Assigned task :: Because only the text is wanted, repeat the records below exactly and omit the pictures.

Records shown ::
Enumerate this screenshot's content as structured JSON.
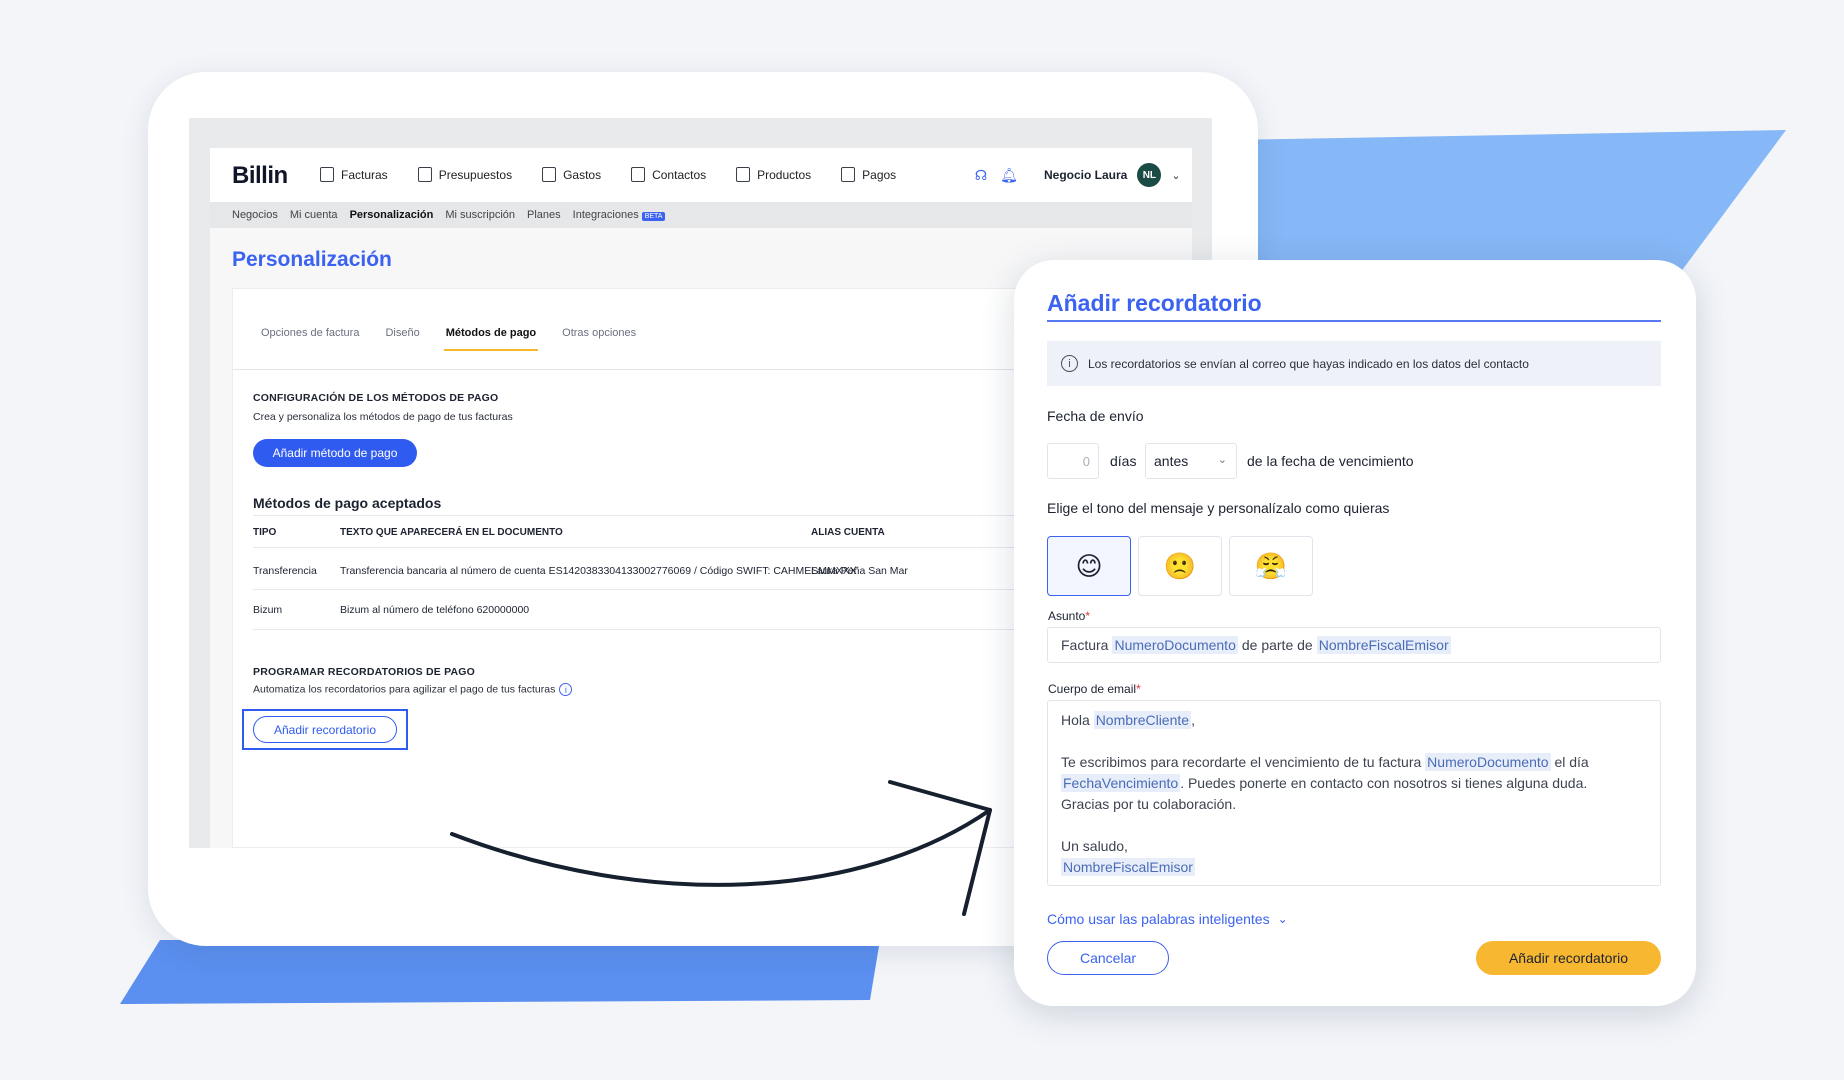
{
  "app": {
    "logo": "Billin",
    "nav": [
      {
        "label": "Facturas",
        "icon": "invoice-icon"
      },
      {
        "label": "Presupuestos",
        "icon": "quote-icon"
      },
      {
        "label": "Gastos",
        "icon": "expense-icon"
      },
      {
        "label": "Contactos",
        "icon": "contact-icon"
      },
      {
        "label": "Productos",
        "icon": "product-icon"
      },
      {
        "label": "Pagos",
        "icon": "payment-icon"
      }
    ],
    "business_name": "Negocio Laura",
    "avatar_initials": "NL",
    "subnav": [
      "Negocios",
      "Mi cuenta",
      "Personalización",
      "Mi suscripción",
      "Planes",
      "Integraciones"
    ],
    "beta_badge": "BETA",
    "page_title": "Personalización",
    "tabs": [
      "Opciones de factura",
      "Diseño",
      "Métodos de pago",
      "Otras opciones"
    ],
    "payment_config": {
      "title": "CONFIGURACIÓN DE LOS MÉTODOS DE PAGO",
      "subtitle": "Crea y personaliza los métodos de pago de tus facturas",
      "add_button": "Añadir método de pago"
    },
    "accepted": {
      "title": "Métodos de pago aceptados",
      "headers": [
        "TIPO",
        "TEXTO QUE APARECERÁ EN EL DOCUMENTO",
        "ALIAS CUENTA"
      ],
      "rows": [
        {
          "tipo": "Transferencia",
          "texto": "Transferencia bancaria al número de cuenta ES1420383304133002776069 / Código SWIFT: CAHMESMMXXX",
          "alias": "Laura Peña San Mar"
        },
        {
          "tipo": "Bizum",
          "texto": "Bizum al número de teléfono 620000000",
          "alias": ""
        }
      ]
    },
    "reminders": {
      "title": "PROGRAMAR RECORDATORIOS DE PAGO",
      "subtitle": "Automatiza los recordatorios para agilizar el pago de tus facturas",
      "add_button": "Añadir recordatorio"
    }
  },
  "modal": {
    "title": "Añadir recordatorio",
    "info": "Los recordatorios se envían al correo que hayas indicado en los datos del contacto",
    "send_date_label": "Fecha de envío",
    "days_value": "0",
    "days_label": "días",
    "when_select": "antes",
    "due_suffix": "de la fecha de vencimiento",
    "tone_label": "Elige el tono del mensaje y personalízalo como quieras",
    "tones": [
      "😊",
      "🙁",
      "😤"
    ],
    "subject_label": "Asunto",
    "subject": {
      "p1": "Factura",
      "t1": "NumeroDocumento",
      "p2": "de parte de",
      "t2": "NombreFiscalEmisor"
    },
    "body_label": "Cuerpo de email",
    "body": {
      "hola": "Hola",
      "cliente": "NombreCliente",
      "comma": ",",
      "l2a": "Te escribimos para recordarte el vencimiento de tu factura",
      "l2tag": "NumeroDocumento",
      "l2b": "el día",
      "l3tag": "FechaVencimiento",
      "l3b": ". Puedes ponerte en contacto con nosotros si tienes alguna duda.",
      "l4": "Gracias por tu colaboración.",
      "l5": "Un saludo,",
      "l6tag": "NombreFiscalEmisor"
    },
    "smart_words_link": "Cómo usar las palabras inteligentes",
    "cancel": "Cancelar",
    "submit": "Añadir recordatorio"
  },
  "colors": {
    "accent": "#3b62f0",
    "submit": "#f7b731",
    "deco": "#7fb2f7"
  }
}
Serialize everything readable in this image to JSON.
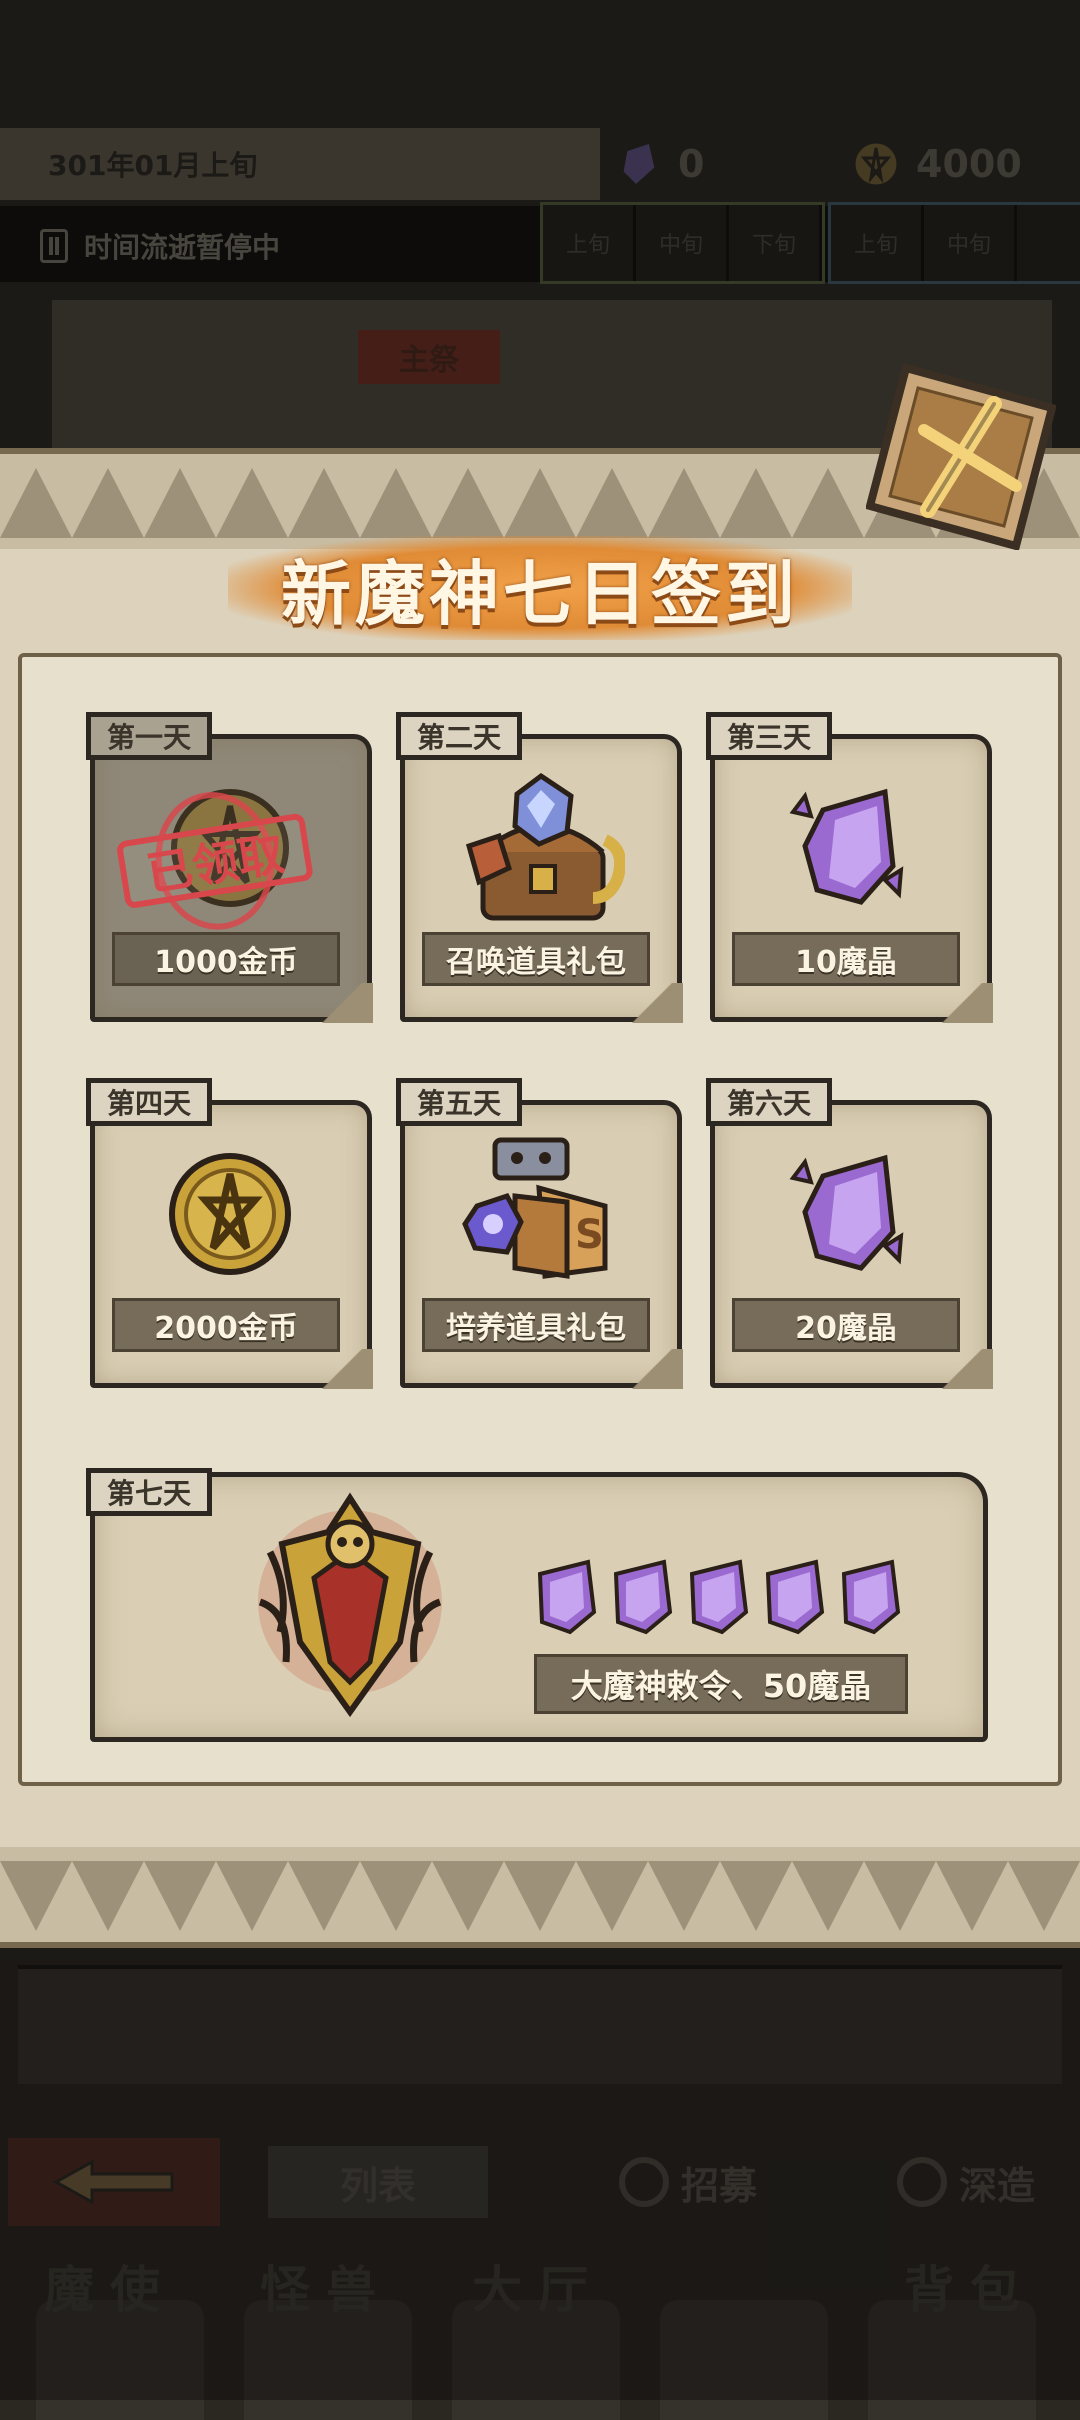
{
  "background": {
    "date_text": "301年01月上旬",
    "crystal_count": "0",
    "gold_count": "4000",
    "pause_text": "时间流逝暂停中",
    "time_segments_a": [
      "上旬",
      "中旬",
      "下旬"
    ],
    "time_segments_b": [
      "上旬",
      "中旬",
      ""
    ],
    "main_tag": "主祭",
    "menu": {
      "list": "列表",
      "recruit": "招募",
      "deep": "深造"
    },
    "tabs": [
      "魔使",
      "怪兽",
      "大厅",
      "",
      "背包"
    ]
  },
  "modal": {
    "title": "新魔神七日签到",
    "claimed_stamp": "已领取",
    "days": [
      {
        "day": "第一天",
        "reward": "1000金币",
        "claimed": true,
        "icon": "gold-coin-icon"
      },
      {
        "day": "第二天",
        "reward": "召唤道具礼包",
        "claimed": false,
        "icon": "summon-chest-icon"
      },
      {
        "day": "第三天",
        "reward": "10魔晶",
        "claimed": false,
        "icon": "purple-crystal-icon"
      },
      {
        "day": "第四天",
        "reward": "2000金币",
        "claimed": false,
        "icon": "gold-coin-icon"
      },
      {
        "day": "第五天",
        "reward": "培养道具礼包",
        "claimed": false,
        "icon": "training-bundle-icon"
      },
      {
        "day": "第六天",
        "reward": "20魔晶",
        "claimed": false,
        "icon": "purple-crystal-icon"
      }
    ],
    "day7": {
      "day": "第七天",
      "reward": "大魔神敕令、50魔晶",
      "icon": "demon-emblem-icon",
      "crystal_icons": 5
    }
  },
  "colors": {
    "accent_orange": "#e08b35",
    "stamp_red": "#d8474b",
    "crystal_purple": "#9a6ad1",
    "gold": "#c9a23a"
  }
}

Response to this task ::
Enumerate this screenshot's content as structured JSON.
{
  "app": {
    "logo": "Billin",
    "nav": [
      {
        "label": "Facturas",
        "icon": "invoice-icon"
      },
      {
        "label": "Presupuestos",
        "icon": "quote-icon"
      },
      {
        "label": "Gastos",
        "icon": "expense-icon"
      },
      {
        "label": "Contactos",
        "icon": "contact-icon"
      },
      {
        "label": "Productos",
        "icon": "product-icon"
      },
      {
        "label": "Pagos",
        "icon": "payment-icon"
      }
    ],
    "business_name": "Negocio Laura",
    "avatar_initials": "NL",
    "subnav": [
      "Negocios",
      "Mi cuenta",
      "Personalización",
      "Mi suscripción",
      "Planes",
      "Integraciones"
    ],
    "beta_badge": "BETA",
    "page_title": "Personalización",
    "tabs": [
      "Opciones de factura",
      "Diseño",
      "Métodos de pago",
      "Otras opciones"
    ],
    "payment_config": {
      "title": "CONFIGURACIÓN DE LOS MÉTODOS DE PAGO",
      "subtitle": "Crea y personaliza los métodos de pago de tus facturas",
      "add_button": "Añadir método de pago"
    },
    "accepted": {
      "title": "Métodos de pago aceptados",
      "headers": [
        "TIPO",
        "TEXTO QUE APARECERÁ EN EL DOCUMENTO",
        "ALIAS CUENTA"
      ],
      "rows": [
        {
          "tipo": "Transferencia",
          "texto": "Transferencia bancaria al número de cuenta ES1420383304133002776069 / Código SWIFT: CAHMESMMXXX",
          "alias": "Laura Peña San Mar"
        },
        {
          "tipo": "Bizum",
          "texto": "Bizum al número de teléfono 620000000",
          "alias": ""
        }
      ]
    },
    "reminders": {
      "title": "PROGRAMAR RECORDATORIOS DE PAGO",
      "subtitle": "Automatiza los recordatorios para agilizar el pago de tus facturas",
      "add_button": "Añadir recordatorio"
    }
  },
  "modal": {
    "title": "Añadir recordatorio",
    "info": "Los recordatorios se envían al correo que hayas indicado en los datos del contacto",
    "send_date_label": "Fecha de envío",
    "days_value": "0",
    "days_label": "días",
    "when_select": "antes",
    "due_suffix": "de la fecha de vencimiento",
    "tone_label": "Elige el tono del mensaje y personalízalo como quieras",
    "tones": [
      "😊",
      "🙁",
      "😤"
    ],
    "subject_label": "Asunto",
    "subject": {
      "p1": "Factura",
      "t1": "NumeroDocumento",
      "p2": "de parte de",
      "t2": "NombreFiscalEmisor"
    },
    "body_label": "Cuerpo de email",
    "body": {
      "hola": "Hola",
      "cliente": "NombreCliente",
      "comma": ",",
      "l2a": "Te escribimos para recordarte el vencimiento de tu factura",
      "l2tag": "NumeroDocumento",
      "l2b": "el día",
      "l3tag": "FechaVencimiento",
      "l3b": ". Puedes ponerte en contacto con nosotros si tienes alguna duda.",
      "l4": "Gracias por tu colaboración.",
      "l5": "Un saludo,",
      "l6tag": "NombreFiscalEmisor"
    },
    "smart_words_link": "Cómo usar las palabras inteligentes",
    "cancel": "Cancelar",
    "submit": "Añadir recordatorio"
  },
  "colors": {
    "accent": "#3b62f0",
    "submit": "#f7b731",
    "deco": "#7fb2f7"
  }
}
Serialize everything readable in this image to JSON.
{
  "background": {
    "date_text": "301年01月上旬",
    "crystal_count": "0",
    "gold_count": "4000",
    "pause_text": "时间流逝暂停中",
    "time_segments_a": [
      "上旬",
      "中旬",
      "下旬"
    ],
    "time_segments_b": [
      "上旬",
      "中旬",
      ""
    ],
    "main_tag": "主祭",
    "menu": {
      "list": "列表",
      "recruit": "招募",
      "deep": "深造"
    },
    "tabs": [
      "魔使",
      "怪兽",
      "大厅",
      "",
      "背包"
    ]
  },
  "modal": {
    "title": "新魔神七日签到",
    "claimed_stamp": "已领取",
    "days": [
      {
        "day": "第一天",
        "reward": "1000金币",
        "claimed": true,
        "icon": "gold-coin-icon"
      },
      {
        "day": "第二天",
        "reward": "召唤道具礼包",
        "claimed": false,
        "icon": "summon-chest-icon"
      },
      {
        "day": "第三天",
        "reward": "10魔晶",
        "claimed": false,
        "icon": "purple-crystal-icon"
      },
      {
        "day": "第四天",
        "reward": "2000金币",
        "claimed": false,
        "icon": "gold-coin-icon"
      },
      {
        "day": "第五天",
        "reward": "培养道具礼包",
        "claimed": false,
        "icon": "training-bundle-icon"
      },
      {
        "day": "第六天",
        "reward": "20魔晶",
        "claimed": false,
        "icon": "purple-crystal-icon"
      }
    ],
    "day7": {
      "day": "第七天",
      "reward": "大魔神敕令、50魔晶",
      "icon": "demon-emblem-icon",
      "crystal_icons": 5
    }
  },
  "colors": {
    "accent_orange": "#e08b35",
    "stamp_red": "#d8474b",
    "crystal_purple": "#9a6ad1",
    "gold": "#c9a23a"
  }
}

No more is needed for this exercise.